My son got called once for jury duty. They were looking for jurors to sit for what seemed to be a frivilous lawsuit brought by a woman who allegedly suffered mental distress after being stuck in an elevator for an hour or so at a 2 story mall. The plaintiff’s attorney asked him “Have you yourself ever been stuck in an elevator at a mall?” he answered “Only when me and my friends jammed it.” Dismissed.

Since I moved to Baltimore City (MD), I’ve had jury duty 4 times in 5 years. I lived in Baltimore County for 12 years after I registered to vote, and never got called.

I was in a jury pool once when the judge decided there were not enough jurors. He had the court clerk retrieve a list of potential jurors who had not shown up that day, and proceeded to tell us that he was going to issue summonses to those people for contempt of court.

Okay, in about a year I got called 4 times. However, very often your group does not meet at the courthouse. So, if you throw it out & your group doesn’t meet, they won’t know.

When your group does meet & your don’t show up, then they know.

I’m in King County…Seattle. I accidentally showed up a day late for jury duty. The lady ripped up my summons, and told me that I’d get another one in the near future. Its been 3 years, and I haven’t heard a thing.

In NYC the system recently changed. You get one free “Oops-I-never-saw-my-summons,” and then they can start making your life difficult. I responded to the second summons, and discovered that the process is now a lot easier. In the bad old days, there were so many automatic exemptions that the few people left would have to show up every morning and sit around waiting – for two weeks. Now there are no exceptions, which I think is as it should be. I’m a lawyer, yes, but I don’t know much more about the criminal law than someone who watches Homicide. Under the new system, at most you have to show up for four days, usually it’s only three, and in my case (which I guess is pretty common) it was only two days, which just isn’t that big of a commitment for upholding the jury system.

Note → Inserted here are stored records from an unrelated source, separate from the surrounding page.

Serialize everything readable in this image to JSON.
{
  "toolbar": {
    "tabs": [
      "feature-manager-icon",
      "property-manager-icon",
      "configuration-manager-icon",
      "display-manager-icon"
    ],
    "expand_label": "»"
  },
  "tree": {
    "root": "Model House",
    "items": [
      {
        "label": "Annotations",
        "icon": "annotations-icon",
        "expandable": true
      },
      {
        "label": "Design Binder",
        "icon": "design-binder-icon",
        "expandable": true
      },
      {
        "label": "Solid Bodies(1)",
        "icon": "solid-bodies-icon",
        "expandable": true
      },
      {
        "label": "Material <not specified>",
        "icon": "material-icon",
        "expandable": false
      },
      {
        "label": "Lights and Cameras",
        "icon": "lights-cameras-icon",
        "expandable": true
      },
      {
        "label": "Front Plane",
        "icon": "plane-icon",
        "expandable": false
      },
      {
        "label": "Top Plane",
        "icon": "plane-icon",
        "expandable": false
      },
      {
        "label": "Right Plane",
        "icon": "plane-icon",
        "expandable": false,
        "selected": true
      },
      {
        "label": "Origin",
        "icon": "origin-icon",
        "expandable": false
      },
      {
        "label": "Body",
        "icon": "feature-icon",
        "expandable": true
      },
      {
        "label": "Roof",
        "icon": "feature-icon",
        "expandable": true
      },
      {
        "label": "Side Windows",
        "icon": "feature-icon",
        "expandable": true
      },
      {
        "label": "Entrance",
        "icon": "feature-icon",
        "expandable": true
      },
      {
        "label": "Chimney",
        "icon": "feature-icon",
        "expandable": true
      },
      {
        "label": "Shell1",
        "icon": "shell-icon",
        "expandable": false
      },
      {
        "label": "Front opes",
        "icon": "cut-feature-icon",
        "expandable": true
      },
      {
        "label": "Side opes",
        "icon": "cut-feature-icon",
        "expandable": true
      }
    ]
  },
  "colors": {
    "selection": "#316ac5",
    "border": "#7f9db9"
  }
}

Of course, the Chief Judge of New York and our mayor both made a point of showing up for their jury duties. Occasionally you hear of retired judges being empaneled!